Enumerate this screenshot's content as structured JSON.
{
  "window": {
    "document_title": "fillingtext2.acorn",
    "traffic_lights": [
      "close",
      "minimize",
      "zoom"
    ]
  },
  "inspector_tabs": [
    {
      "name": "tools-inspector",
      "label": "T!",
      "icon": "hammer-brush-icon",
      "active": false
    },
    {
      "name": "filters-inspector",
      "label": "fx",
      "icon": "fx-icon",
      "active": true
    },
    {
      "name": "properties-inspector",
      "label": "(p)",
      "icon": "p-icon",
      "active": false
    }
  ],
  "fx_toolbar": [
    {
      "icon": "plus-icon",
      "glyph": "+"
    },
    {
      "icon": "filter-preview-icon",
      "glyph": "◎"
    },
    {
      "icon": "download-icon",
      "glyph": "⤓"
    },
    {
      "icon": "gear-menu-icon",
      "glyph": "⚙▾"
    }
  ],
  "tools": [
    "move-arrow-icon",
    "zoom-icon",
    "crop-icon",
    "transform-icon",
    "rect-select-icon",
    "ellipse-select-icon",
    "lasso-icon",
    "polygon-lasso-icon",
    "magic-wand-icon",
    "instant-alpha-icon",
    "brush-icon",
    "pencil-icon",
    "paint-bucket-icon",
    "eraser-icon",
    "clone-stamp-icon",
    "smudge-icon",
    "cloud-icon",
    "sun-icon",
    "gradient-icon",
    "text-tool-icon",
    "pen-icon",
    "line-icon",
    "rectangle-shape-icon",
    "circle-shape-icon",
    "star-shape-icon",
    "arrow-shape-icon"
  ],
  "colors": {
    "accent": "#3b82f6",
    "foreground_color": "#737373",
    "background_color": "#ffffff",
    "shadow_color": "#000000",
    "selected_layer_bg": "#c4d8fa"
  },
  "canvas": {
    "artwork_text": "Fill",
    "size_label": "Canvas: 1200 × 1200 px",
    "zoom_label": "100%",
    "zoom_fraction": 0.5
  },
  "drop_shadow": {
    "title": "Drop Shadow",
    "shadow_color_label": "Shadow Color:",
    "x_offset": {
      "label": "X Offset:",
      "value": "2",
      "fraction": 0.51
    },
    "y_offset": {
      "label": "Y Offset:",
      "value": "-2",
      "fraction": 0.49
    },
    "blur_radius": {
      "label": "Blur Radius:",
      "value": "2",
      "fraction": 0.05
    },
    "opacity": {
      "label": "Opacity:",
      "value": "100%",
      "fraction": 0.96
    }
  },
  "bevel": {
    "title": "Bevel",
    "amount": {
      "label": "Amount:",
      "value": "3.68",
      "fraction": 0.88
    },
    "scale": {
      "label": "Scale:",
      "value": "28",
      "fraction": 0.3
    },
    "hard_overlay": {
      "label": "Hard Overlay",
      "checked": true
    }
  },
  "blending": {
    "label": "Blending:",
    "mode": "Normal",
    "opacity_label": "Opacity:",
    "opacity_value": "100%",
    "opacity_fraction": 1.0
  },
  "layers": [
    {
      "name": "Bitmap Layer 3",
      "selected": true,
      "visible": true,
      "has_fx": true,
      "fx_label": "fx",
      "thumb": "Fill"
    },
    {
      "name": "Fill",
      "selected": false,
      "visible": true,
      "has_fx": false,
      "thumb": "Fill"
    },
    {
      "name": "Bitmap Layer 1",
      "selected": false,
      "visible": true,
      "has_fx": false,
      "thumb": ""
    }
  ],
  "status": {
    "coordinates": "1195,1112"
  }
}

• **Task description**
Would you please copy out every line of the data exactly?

• **Written reply**
Enumerate this screenshot's content as structured JSON.
{
  "window": {
    "document_title": "fillingtext2.acorn",
    "traffic_lights": [
      "close",
      "minimize",
      "zoom"
    ]
  },
  "inspector_tabs": [
    {
      "name": "tools-inspector",
      "label": "T!",
      "icon": "hammer-brush-icon",
      "active": false
    },
    {
      "name": "filters-inspector",
      "label": "fx",
      "icon": "fx-icon",
      "active": true
    },
    {
      "name": "properties-inspector",
      "label": "(p)",
      "icon": "p-icon",
      "active": false
    }
  ],
  "fx_toolbar": [
    {
      "icon": "plus-icon",
      "glyph": "+"
    },
    {
      "icon": "filter-preview-icon",
      "glyph": "◎"
    },
    {
      "icon": "download-icon",
      "glyph": "⤓"
    },
    {
      "icon": "gear-menu-icon",
      "glyph": "⚙▾"
    }
  ],
  "tools": [
    "move-arrow-icon",
    "zoom-icon",
    "crop-icon",
    "transform-icon",
    "rect-select-icon",
    "ellipse-select-icon",
    "lasso-icon",
    "polygon-lasso-icon",
    "magic-wand-icon",
    "instant-alpha-icon",
    "brush-icon",
    "pencil-icon",
    "paint-bucket-icon",
    "eraser-icon",
    "clone-stamp-icon",
    "smudge-icon",
    "cloud-icon",
    "sun-icon",
    "gradient-icon",
    "text-tool-icon",
    "pen-icon",
    "line-icon",
    "rectangle-shape-icon",
    "circle-shape-icon",
    "star-shape-icon",
    "arrow-shape-icon"
  ],
  "colors": {
    "accent": "#3b82f6",
    "foreground_color": "#737373",
    "background_color": "#ffffff",
    "shadow_color": "#000000",
    "selected_layer_bg": "#c4d8fa"
  },
  "canvas": {
    "artwork_text": "Fill",
    "size_label": "Canvas: 1200 × 1200 px",
    "zoom_label": "100%",
    "zoom_fraction": 0.5
  },
  "drop_shadow": {
    "title": "Drop Shadow",
    "shadow_color_label": "Shadow Color:",
    "x_offset": {
      "label": "X Offset:",
      "value": "2",
      "fraction": 0.51
    },
    "y_offset": {
      "label": "Y Offset:",
      "value": "-2",
      "fraction": 0.49
    },
    "blur_radius": {
      "label": "Blur Radius:",
      "value": "2",
      "fraction": 0.05
    },
    "opacity": {
      "label": "Opacity:",
      "value": "100%",
      "fraction": 0.96
    }
  },
  "bevel": {
    "title": "Bevel",
    "amount": {
      "label": "Amount:",
      "value": "3.68",
      "fraction": 0.88
    },
    "scale": {
      "label": "Scale:",
      "value": "28",
      "fraction": 0.3
    },
    "hard_overlay": {
      "label": "Hard Overlay",
      "checked": true
    }
  },
  "blending": {
    "label": "Blending:",
    "mode": "Normal",
    "opacity_label": "Opacity:",
    "opacity_value": "100%",
    "opacity_fraction": 1.0
  },
  "layers": [
    {
      "name": "Bitmap Layer 3",
      "selected": true,
      "visible": true,
      "has_fx": true,
      "fx_label": "fx",
      "thumb": "Fill"
    },
    {
      "name": "Fill",
      "selected": false,
      "visible": true,
      "has_fx": false,
      "thumb": "Fill"
    },
    {
      "name": "Bitmap Layer 1",
      "selected": false,
      "visible": true,
      "has_fx": false,
      "thumb": ""
    }
  ],
  "status": {
    "coordinates": "1195,1112"
  }
}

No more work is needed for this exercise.